There was this great game called Statue. Whenever some person who was the den, said "statue" and gesticulated as if with a gun (for some weird reason), those of us running towards him had to go into a dead stop. Some had perfected the art, of freezing with a grin, an angry face, an arm out to hit someone, and even someone trying to smooth a flying skirt. The den then proceeded to appear in front of each and say things to make us laugh, thereby getting us to move, and be disqualified. Most of the time, the rest of the statues were in splits. Sometimes, someone's desperate parents, would be calling out for some work, and it was a divided loyalty between being a statue and answering parental summons.
At various points in all games, one could hold a fist (fingers outward) against one's lips, lick the back of the hand, loudly, say "Time please", and keep things in "abeyance"; that this was used by tricky players in lots of unscrupulous ways was known, accepted, and sometimes admired.
It is impossible to name all the games we played. These games weren't defined anywhere. They got written about later because they were first played by children who had nothing ready-made. Organized sports was there. In schools and otherwise. But that was a different world.
This was where we could innovate. Change rules. Fight. Take revenge for perceived wrongs. Stand up for our friends. Laugh. Cry. And get back to our houses, faces shining with perspiration, clothes muddy but smelling of lemon grass and mud, to be told to wash and get organized for predinner prayers, and yes, recitation of maths tables. We never questioned that. Maybe we thought of it as a game. Maybe not. But the maths improved.
Today's games have Instruction sheets, Documentations, Help, and are essentially repetitive. They are played on screens by pushing some buttons on a keyboard. Whether its driving a fancy car that can go at 500 mph flouting all known rules, or a soldier who can burst through a cement wall, or a dragon that can eat an army, its all achieved with a movement of an inch or so to the left or right, by your finger, as you sit, muscles tense, neck tense, and eyes glaring at a screen.

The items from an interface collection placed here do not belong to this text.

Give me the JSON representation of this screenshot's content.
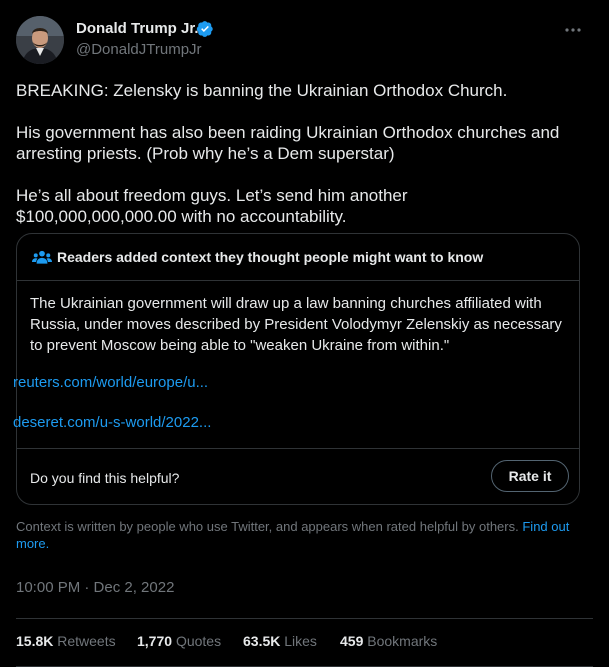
{
  "author": {
    "name": "Donald Trump Jr.",
    "handle": "@DonaldJTrumpJr",
    "verified": true
  },
  "tweet": {
    "paragraphs": [
      "BREAKING: Zelensky is banning the Ukrainian Orthodox Church.",
      "His government has also been raiding Ukrainian Orthodox churches and\narresting priests. (Prob why he’s a Dem superstar)",
      "He’s all about freedom guys. Let’s send him another\n$100,000,000,000.00 with no accountability."
    ]
  },
  "note": {
    "title": "Readers added context they thought people might want to know",
    "body": "The Ukrainian government will draw up a law banning churches affiliated with Russia, under moves described by President Volodymyr Zelenskiy as necessary to prevent Moscow being able to \"weaken Ukraine from within.\"",
    "links": [
      "reuters.com/world/europe/u...",
      "deseret.com/u-s-world/2022..."
    ],
    "question": "Do you find this helpful?",
    "rate_label": "Rate it"
  },
  "context_info": {
    "text": "Context is written by people who use Twitter, and appears when rated helpful by others.",
    "link": "Find out more."
  },
  "timestamp": "10:00 PM · Dec 2, 2022",
  "stats": {
    "retweets": {
      "count": "15.8K",
      "label": "Retweets"
    },
    "quotes": {
      "count": "1,770",
      "label": "Quotes"
    },
    "likes": {
      "count": "63.5K",
      "label": "Likes"
    },
    "bookmarks": {
      "count": "459",
      "label": "Bookmarks"
    }
  },
  "colors": {
    "background": "#000000",
    "text": "#e7e9ea",
    "muted": "#71767b",
    "link": "#1d9bf0",
    "verified": "#1d9bf0",
    "border": "#2f3336"
  },
  "icons": [
    "verified-badge-icon",
    "more-icon",
    "community-notes-icon"
  ]
}
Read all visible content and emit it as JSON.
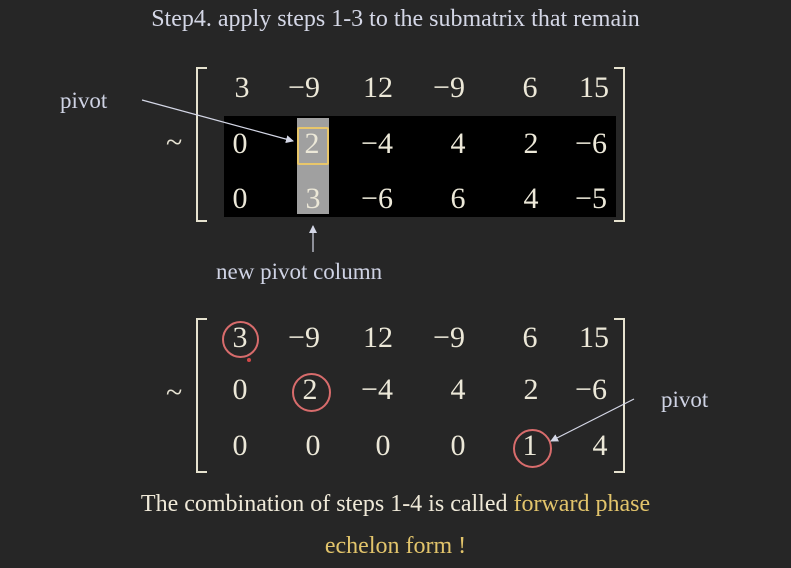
{
  "title": "Step4. apply steps 1-3 to the submatrix that remain",
  "labels": {
    "pivot_top": "pivot",
    "new_pivot_column": "new pivot column",
    "pivot_right": "pivot",
    "tilde": "~"
  },
  "matrix1": {
    "rows": [
      [
        "3",
        "−9",
        "12",
        "−9",
        "6",
        "15"
      ],
      [
        "0",
        "2",
        "−4",
        "4",
        "2",
        "−6"
      ],
      [
        "0",
        "3",
        "−6",
        "6",
        "4",
        "−5"
      ]
    ]
  },
  "matrix2": {
    "rows": [
      [
        "3",
        "−9",
        "12",
        "−9",
        "6",
        "15"
      ],
      [
        "0",
        "2",
        "−4",
        "4",
        "2",
        "−6"
      ],
      [
        "0",
        "0",
        "0",
        "0",
        "1",
        "4"
      ]
    ]
  },
  "footer": {
    "line1_prefix": "The combination of steps 1-4 is called ",
    "line1_highlight": "forward phase",
    "line2_highlight": "echelon form !"
  },
  "colors": {
    "background": "#262626",
    "highlight": "#e2c46b",
    "circle": "#d86c6c",
    "pivot_box": "#e8c66a"
  }
}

Whats worse, these games cost. Money. ( We talk about health some other time ). Shops have sales, and children demand that these be bought. Then someone starts making a noise about "multiplayer" games. A profit crazed company organizes competitions, someone at some university does research to show how some kind of learning is happening, Microsoft makes news when it buys this company, prizes are declared, and an entire generation of children become e-children.
I have a firm belief in the cyclic patterns in life.
We are slowly reaching the excess level as far as e-games are concerned. Hospscotch, hide and seek, statues etc caused no garbage. All these e-games do. Think of millions of children , holding these little screens, and clicking away to irritating sounds, and you'll get mounds of unbiodegradable garbage.
Then global warming hits you. Inconvenient or not.
What surely would be wonderful, is to sit back in the fag evening of ones life, and watch the children in your family once again enjoy the hopsscotch, the skipping, the running, the medicine, and yes, the Dabba Ice Pice......Call out to them at dinnertime, and NOT HAVE THEM EMERGE FROM THE COMPUTER ROOM, BRAINS IN BROWNIAN MOTION...........